* _Directions for this task_:
The answer must be an exact copy of every record.

* _Raw data_:
++++++++

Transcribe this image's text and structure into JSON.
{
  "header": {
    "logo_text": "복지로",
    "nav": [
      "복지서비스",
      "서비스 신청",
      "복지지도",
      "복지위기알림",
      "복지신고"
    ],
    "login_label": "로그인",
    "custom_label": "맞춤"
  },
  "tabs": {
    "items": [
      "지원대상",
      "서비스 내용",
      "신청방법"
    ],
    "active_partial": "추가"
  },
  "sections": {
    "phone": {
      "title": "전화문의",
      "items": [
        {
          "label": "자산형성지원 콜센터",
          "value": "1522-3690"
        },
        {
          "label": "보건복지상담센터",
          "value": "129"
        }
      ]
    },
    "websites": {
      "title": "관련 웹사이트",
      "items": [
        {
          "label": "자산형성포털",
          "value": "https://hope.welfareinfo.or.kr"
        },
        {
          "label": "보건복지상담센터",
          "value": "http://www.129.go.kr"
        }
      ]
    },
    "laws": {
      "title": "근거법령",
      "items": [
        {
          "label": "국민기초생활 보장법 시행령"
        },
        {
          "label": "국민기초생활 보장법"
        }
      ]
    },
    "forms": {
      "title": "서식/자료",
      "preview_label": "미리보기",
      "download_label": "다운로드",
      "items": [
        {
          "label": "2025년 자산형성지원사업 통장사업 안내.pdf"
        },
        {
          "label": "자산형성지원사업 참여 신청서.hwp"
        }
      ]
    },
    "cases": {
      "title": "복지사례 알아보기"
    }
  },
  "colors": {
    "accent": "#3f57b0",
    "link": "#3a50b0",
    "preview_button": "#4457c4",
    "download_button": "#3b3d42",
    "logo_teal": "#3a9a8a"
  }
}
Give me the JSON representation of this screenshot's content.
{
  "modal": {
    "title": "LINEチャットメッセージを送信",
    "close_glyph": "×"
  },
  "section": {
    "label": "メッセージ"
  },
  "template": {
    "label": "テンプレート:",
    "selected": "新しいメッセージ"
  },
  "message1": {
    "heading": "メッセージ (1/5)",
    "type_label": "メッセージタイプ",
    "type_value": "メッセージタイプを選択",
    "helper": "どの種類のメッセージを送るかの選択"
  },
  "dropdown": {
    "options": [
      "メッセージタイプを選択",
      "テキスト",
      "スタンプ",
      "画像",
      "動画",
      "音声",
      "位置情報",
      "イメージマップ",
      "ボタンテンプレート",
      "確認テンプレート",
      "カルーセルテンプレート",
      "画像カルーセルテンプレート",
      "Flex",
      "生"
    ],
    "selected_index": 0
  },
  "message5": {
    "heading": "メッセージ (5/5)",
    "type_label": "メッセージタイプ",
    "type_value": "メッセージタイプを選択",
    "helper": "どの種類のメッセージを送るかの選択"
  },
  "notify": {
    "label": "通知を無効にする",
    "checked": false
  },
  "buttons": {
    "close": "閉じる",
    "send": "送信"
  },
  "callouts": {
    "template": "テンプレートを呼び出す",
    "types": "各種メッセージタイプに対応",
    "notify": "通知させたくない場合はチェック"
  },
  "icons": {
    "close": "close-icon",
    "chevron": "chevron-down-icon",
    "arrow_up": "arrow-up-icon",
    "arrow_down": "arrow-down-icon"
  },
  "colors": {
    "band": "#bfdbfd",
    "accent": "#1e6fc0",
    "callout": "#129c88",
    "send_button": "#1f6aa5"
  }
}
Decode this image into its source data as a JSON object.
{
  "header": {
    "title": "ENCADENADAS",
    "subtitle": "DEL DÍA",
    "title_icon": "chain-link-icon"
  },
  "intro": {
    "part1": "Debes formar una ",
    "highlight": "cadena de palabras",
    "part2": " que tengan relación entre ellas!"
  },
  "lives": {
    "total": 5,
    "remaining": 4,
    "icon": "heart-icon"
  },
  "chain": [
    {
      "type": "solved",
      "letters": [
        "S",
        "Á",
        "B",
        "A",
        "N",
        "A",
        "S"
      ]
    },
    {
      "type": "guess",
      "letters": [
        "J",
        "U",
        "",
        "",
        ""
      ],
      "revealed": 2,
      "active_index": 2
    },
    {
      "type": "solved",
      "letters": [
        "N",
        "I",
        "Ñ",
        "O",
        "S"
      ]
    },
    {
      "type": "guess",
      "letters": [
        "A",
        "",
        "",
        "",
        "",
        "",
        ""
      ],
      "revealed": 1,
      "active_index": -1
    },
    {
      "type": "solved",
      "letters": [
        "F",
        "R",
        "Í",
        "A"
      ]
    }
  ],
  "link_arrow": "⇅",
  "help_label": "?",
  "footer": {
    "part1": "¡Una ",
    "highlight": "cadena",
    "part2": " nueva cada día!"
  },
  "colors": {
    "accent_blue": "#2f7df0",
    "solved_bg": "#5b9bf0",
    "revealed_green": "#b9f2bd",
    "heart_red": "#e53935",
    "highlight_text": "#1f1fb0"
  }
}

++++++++

* _Written answer_:
Transcribe this image's text and structure into JSON.
{
  "header": {
    "logo_text": "복지로",
    "nav": [
      "복지서비스",
      "서비스 신청",
      "복지지도",
      "복지위기알림",
      "복지신고"
    ],
    "login_label": "로그인",
    "custom_label": "맞춤"
  },
  "tabs": {
    "items": [
      "지원대상",
      "서비스 내용",
      "신청방법"
    ],
    "active_partial": "추가"
  },
  "sections": {
    "phone": {
      "title": "전화문의",
      "items": [
        {
          "label": "자산형성지원 콜센터",
          "value": "1522-3690"
        },
        {
          "label": "보건복지상담센터",
          "value": "129"
        }
      ]
    },
    "websites": {
      "title": "관련 웹사이트",
      "items": [
        {
          "label": "자산형성포털",
          "value": "https://hope.welfareinfo.or.kr"
        },
        {
          "label": "보건복지상담센터",
          "value": "http://www.129.go.kr"
        }
      ]
    },
    "laws": {
      "title": "근거법령",
      "items": [
        {
          "label": "국민기초생활 보장법 시행령"
        },
        {
          "label": "국민기초생활 보장법"
        }
      ]
    },
    "forms": {
      "title": "서식/자료",
      "preview_label": "미리보기",
      "download_label": "다운로드",
      "items": [
        {
          "label": "2025년 자산형성지원사업 통장사업 안내.pdf"
        },
        {
          "label": "자산형성지원사업 참여 신청서.hwp"
        }
      ]
    },
    "cases": {
      "title": "복지사례 알아보기"
    }
  },
  "colors": {
    "accent": "#3f57b0",
    "link": "#3a50b0",
    "preview_button": "#4457c4",
    "download_button": "#3b3d42",
    "logo_teal": "#3a9a8a"
  }
}
Give me the JSON representation of this screenshot's content.
{
  "modal": {
    "title": "LINEチャットメッセージを送信",
    "close_glyph": "×"
  },
  "section": {
    "label": "メッセージ"
  },
  "template": {
    "label": "テンプレート:",
    "selected": "新しいメッセージ"
  },
  "message1": {
    "heading": "メッセージ (1/5)",
    "type_label": "メッセージタイプ",
    "type_value": "メッセージタイプを選択",
    "helper": "どの種類のメッセージを送るかの選択"
  },
  "dropdown": {
    "options": [
      "メッセージタイプを選択",
      "テキスト",
      "スタンプ",
      "画像",
      "動画",
      "音声",
      "位置情報",
      "イメージマップ",
      "ボタンテンプレート",
      "確認テンプレート",
      "カルーセルテンプレート",
      "画像カルーセルテンプレート",
      "Flex",
      "生"
    ],
    "selected_index": 0
  },
  "message5": {
    "heading": "メッセージ (5/5)",
    "type_label": "メッセージタイプ",
    "type_value": "メッセージタイプを選択",
    "helper": "どの種類のメッセージを送るかの選択"
  },
  "notify": {
    "label": "通知を無効にする",
    "checked": false
  },
  "buttons": {
    "close": "閉じる",
    "send": "送信"
  },
  "callouts": {
    "template": "テンプレートを呼び出す",
    "types": "各種メッセージタイプに対応",
    "notify": "通知させたくない場合はチェック"
  },
  "icons": {
    "close": "close-icon",
    "chevron": "chevron-down-icon",
    "arrow_up": "arrow-up-icon",
    "arrow_down": "arrow-down-icon"
  },
  "colors": {
    "band": "#bfdbfd",
    "accent": "#1e6fc0",
    "callout": "#129c88",
    "send_button": "#1f6aa5"
  }
}
Decode this image into its source data as a JSON object.
{
  "header": {
    "title": "ENCADENADAS",
    "subtitle": "DEL DÍA",
    "title_icon": "chain-link-icon"
  },
  "intro": {
    "part1": "Debes formar una ",
    "highlight": "cadena de palabras",
    "part2": " que tengan relación entre ellas!"
  },
  "lives": {
    "total": 5,
    "remaining": 4,
    "icon": "heart-icon"
  },
  "chain": [
    {
      "type": "solved",
      "letters": [
        "S",
        "Á",
        "B",
        "A",
        "N",
        "A",
        "S"
      ]
    },
    {
      "type": "guess",
      "letters": [
        "J",
        "U",
        "",
        "",
        ""
      ],
      "revealed": 2,
      "active_index": 2
    },
    {
      "type": "solved",
      "letters": [
        "N",
        "I",
        "Ñ",
        "O",
        "S"
      ]
    },
    {
      "type": "guess",
      "letters": [
        "A",
        "",
        "",
        "",
        "",
        "",
        ""
      ],
      "revealed": 1,
      "active_index": -1
    },
    {
      "type": "solved",
      "letters": [
        "F",
        "R",
        "Í",
        "A"
      ]
    }
  ],
  "link_arrow": "⇅",
  "help_label": "?",
  "footer": {
    "part1": "¡Una ",
    "highlight": "cadena",
    "part2": " nueva cada día!"
  },
  "colors": {
    "accent_blue": "#2f7df0",
    "solved_bg": "#5b9bf0",
    "revealed_green": "#b9f2bd",
    "heart_red": "#e53935",
    "highlight_text": "#1f1fb0"
  }
}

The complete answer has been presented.